### Work instructions:
Go through the material below and return each line with the string "mention" in it.

..........

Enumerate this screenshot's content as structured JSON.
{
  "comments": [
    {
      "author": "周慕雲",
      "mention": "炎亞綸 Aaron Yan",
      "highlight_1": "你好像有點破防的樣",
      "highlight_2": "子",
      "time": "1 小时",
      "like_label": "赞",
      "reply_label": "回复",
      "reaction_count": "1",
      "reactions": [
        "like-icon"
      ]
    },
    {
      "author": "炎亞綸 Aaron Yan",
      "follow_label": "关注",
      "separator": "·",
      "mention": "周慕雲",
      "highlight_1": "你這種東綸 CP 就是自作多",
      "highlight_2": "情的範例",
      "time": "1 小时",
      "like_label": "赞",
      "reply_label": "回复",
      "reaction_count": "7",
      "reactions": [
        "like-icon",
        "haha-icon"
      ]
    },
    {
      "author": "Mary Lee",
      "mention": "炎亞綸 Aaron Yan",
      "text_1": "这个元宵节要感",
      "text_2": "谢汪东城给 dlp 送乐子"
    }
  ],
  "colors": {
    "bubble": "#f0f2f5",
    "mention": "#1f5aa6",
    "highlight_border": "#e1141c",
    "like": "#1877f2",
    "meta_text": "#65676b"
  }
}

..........

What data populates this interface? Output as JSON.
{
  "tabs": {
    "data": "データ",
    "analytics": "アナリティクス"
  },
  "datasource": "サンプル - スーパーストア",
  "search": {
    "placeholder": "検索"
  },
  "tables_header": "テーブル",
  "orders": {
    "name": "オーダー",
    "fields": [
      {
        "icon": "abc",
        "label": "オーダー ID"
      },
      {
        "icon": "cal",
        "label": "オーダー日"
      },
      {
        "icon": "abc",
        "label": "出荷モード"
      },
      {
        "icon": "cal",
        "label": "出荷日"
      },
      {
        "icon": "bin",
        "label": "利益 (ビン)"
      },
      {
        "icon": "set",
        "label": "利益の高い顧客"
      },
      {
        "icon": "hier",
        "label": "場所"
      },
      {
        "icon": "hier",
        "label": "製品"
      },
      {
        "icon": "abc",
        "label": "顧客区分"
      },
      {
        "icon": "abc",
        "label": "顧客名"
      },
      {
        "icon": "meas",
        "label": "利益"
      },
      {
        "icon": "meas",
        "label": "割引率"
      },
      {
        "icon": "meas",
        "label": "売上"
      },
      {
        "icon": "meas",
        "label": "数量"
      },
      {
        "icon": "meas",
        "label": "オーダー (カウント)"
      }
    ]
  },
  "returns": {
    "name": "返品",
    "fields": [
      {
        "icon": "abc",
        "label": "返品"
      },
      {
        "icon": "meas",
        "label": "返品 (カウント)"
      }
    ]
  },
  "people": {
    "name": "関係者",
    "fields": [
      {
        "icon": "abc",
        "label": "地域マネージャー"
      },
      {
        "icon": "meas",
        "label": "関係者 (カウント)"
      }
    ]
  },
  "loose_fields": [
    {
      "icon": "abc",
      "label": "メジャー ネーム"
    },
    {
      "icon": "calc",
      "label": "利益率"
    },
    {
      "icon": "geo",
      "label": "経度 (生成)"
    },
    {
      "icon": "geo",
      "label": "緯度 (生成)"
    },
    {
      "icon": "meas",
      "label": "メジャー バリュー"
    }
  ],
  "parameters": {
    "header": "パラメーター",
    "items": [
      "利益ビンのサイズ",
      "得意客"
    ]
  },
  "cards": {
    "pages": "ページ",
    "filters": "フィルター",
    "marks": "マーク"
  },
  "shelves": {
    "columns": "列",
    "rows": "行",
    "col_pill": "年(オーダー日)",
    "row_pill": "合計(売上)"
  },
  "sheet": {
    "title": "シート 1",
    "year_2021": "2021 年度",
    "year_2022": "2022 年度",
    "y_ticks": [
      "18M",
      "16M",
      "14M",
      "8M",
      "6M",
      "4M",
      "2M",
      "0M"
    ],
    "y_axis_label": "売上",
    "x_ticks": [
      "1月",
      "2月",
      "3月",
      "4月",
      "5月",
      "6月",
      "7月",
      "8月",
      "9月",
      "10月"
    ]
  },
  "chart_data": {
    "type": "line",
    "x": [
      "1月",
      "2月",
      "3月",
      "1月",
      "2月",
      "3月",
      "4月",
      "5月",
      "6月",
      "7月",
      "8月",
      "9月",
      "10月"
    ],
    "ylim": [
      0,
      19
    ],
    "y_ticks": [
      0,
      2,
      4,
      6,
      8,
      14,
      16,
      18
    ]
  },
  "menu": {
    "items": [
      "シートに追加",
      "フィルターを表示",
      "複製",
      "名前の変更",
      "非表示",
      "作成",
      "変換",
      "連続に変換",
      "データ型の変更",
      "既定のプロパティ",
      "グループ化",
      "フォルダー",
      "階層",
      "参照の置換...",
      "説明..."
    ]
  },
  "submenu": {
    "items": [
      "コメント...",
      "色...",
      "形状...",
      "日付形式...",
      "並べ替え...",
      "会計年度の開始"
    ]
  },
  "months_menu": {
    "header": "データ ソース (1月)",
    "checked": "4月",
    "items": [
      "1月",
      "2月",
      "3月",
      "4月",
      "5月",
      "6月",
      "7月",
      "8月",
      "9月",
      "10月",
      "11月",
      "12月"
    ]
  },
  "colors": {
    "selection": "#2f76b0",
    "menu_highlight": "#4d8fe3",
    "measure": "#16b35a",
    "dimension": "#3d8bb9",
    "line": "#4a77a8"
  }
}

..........

### Response to this exercise:
      "mention": "炎亞綸 Aaron Yan",
      "mention": "周慕雲",
      "mention": "炎亞綸 Aaron Yan",
    "mention": "#1f5aa6",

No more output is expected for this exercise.